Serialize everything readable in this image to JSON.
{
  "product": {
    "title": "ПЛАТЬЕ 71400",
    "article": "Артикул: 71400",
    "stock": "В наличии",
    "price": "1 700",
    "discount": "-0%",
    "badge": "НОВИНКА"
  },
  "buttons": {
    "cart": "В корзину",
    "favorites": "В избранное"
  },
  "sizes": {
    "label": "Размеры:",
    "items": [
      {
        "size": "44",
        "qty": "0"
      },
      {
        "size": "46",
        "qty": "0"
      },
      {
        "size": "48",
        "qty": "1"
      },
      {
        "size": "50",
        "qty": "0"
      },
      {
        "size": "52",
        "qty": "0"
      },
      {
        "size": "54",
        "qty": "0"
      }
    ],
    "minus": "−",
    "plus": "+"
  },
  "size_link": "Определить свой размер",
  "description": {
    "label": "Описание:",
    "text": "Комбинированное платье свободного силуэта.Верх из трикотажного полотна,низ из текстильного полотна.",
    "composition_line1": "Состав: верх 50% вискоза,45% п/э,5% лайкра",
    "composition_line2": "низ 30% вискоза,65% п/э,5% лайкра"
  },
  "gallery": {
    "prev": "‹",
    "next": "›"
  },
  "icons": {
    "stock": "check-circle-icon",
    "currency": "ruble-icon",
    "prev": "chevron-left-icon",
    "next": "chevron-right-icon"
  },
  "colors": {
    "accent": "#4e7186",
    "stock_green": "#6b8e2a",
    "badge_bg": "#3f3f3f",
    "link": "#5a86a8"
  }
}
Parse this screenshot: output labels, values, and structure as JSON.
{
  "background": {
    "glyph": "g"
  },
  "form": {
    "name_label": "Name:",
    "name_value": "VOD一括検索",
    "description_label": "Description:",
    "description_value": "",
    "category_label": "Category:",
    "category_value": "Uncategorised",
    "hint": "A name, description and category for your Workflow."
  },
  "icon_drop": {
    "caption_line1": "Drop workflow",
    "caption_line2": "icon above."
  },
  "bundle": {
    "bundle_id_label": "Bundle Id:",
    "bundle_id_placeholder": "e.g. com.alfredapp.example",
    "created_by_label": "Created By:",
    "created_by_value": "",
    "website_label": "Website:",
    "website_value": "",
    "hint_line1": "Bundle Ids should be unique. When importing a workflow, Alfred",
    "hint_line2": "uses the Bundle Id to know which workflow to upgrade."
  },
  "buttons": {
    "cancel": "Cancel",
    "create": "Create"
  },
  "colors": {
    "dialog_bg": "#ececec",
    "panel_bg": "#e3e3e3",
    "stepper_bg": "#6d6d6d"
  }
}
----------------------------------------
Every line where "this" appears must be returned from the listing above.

• Exercise answer:
Serialize everything readable in this image to JSON.
Parse this screenshot: output labels, values, and structure as JSON.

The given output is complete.